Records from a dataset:

************

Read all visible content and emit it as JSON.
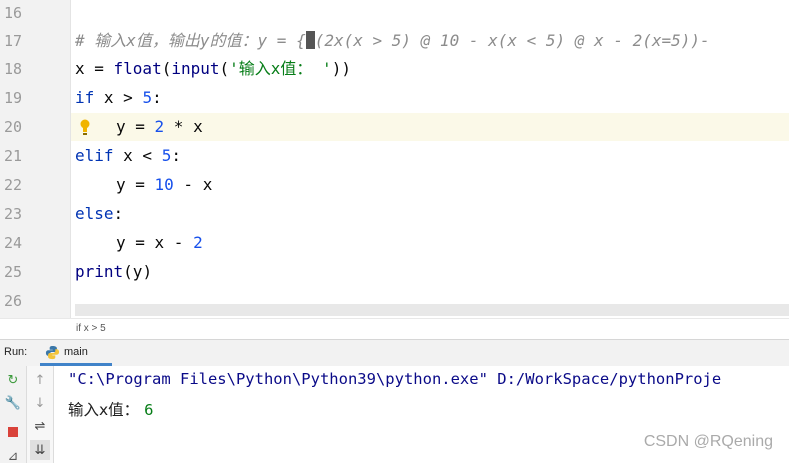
{
  "editor": {
    "line_numbers": [
      "16",
      "17",
      "18",
      "19",
      "20",
      "21",
      "22",
      "23",
      "24",
      "25",
      "26"
    ],
    "code": {
      "l17_comment_a": "# 输入x值，输出y的值：y = {",
      "l17_comment_b": "(2x(x > 5) @ 10 - x(x < 5) @ x - 2(x=5))",
      "l17_end": "-",
      "l18_var": "x = ",
      "l18_func1": "float",
      "l18_p1": "(",
      "l18_func2": "input",
      "l18_p2": "(",
      "l18_str": "'输入x值： '",
      "l18_p3": "))",
      "l19_kw": "if",
      "l19_cond": " x > ",
      "l19_num": "5",
      "l19_colon": ":",
      "l20_a": "y = ",
      "l20_num": "2",
      "l20_b": " * x",
      "l21_kw": "elif",
      "l21_cond": " x < ",
      "l21_num": "5",
      "l21_colon": ":",
      "l22_a": "y = ",
      "l22_num": "10",
      "l22_b": " - x",
      "l23_kw": "else",
      "l23_colon": ":",
      "l24_a": "y = x - ",
      "l24_num": "2",
      "l25_func": "print",
      "l25_arg": "(y)"
    },
    "highlighted_line": "20"
  },
  "breadcrumb": {
    "text": "if x > 5"
  },
  "run_panel": {
    "label": "Run:",
    "tab_label": "main",
    "console_lines": {
      "cmd": "\"C:\\Program Files\\Python\\Python39\\python.exe\" D:/WorkSpace/pythonProje",
      "prompt": "输入x值： ",
      "input_value": "6"
    }
  },
  "watermark": "CSDN @RQening",
  "colors": {
    "keyword": "#0033b3",
    "number": "#1750eb",
    "string": "#067d17",
    "comment": "#8c8c8c",
    "tab_accent": "#4083c9"
  }
}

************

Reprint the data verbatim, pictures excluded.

__Solution to the exercise__:
Read all visible content and emit it as JSON.
{
  "editor": {
    "line_numbers": [
      "16",
      "17",
      "18",
      "19",
      "20",
      "21",
      "22",
      "23",
      "24",
      "25",
      "26"
    ],
    "code": {
      "l17_comment_a": "# 输入x值，输出y的值：y = {",
      "l17_comment_b": "(2x(x > 5) @ 10 - x(x < 5) @ x - 2(x=5))",
      "l17_end": "-",
      "l18_var": "x = ",
      "l18_func1": "float",
      "l18_p1": "(",
      "l18_func2": "input",
      "l18_p2": "(",
      "l18_str": "'输入x值： '",
      "l18_p3": "))",
      "l19_kw": "if",
      "l19_cond": " x > ",
      "l19_num": "5",
      "l19_colon": ":",
      "l20_a": "y = ",
      "l20_num": "2",
      "l20_b": " * x",
      "l21_kw": "elif",
      "l21_cond": " x < ",
      "l21_num": "5",
      "l21_colon": ":",
      "l22_a": "y = ",
      "l22_num": "10",
      "l22_b": " - x",
      "l23_kw": "else",
      "l23_colon": ":",
      "l24_a": "y = x - ",
      "l24_num": "2",
      "l25_func": "print",
      "l25_arg": "(y)"
    },
    "highlighted_line": "20"
  },
  "breadcrumb": {
    "text": "if x > 5"
  },
  "run_panel": {
    "label": "Run:",
    "tab_label": "main",
    "console_lines": {
      "cmd": "\"C:\\Program Files\\Python\\Python39\\python.exe\" D:/WorkSpace/pythonProje",
      "prompt": "输入x值： ",
      "input_value": "6"
    }
  },
  "watermark": "CSDN @RQening",
  "colors": {
    "keyword": "#0033b3",
    "number": "#1750eb",
    "string": "#067d17",
    "comment": "#8c8c8c",
    "tab_accent": "#4083c9"
  }
}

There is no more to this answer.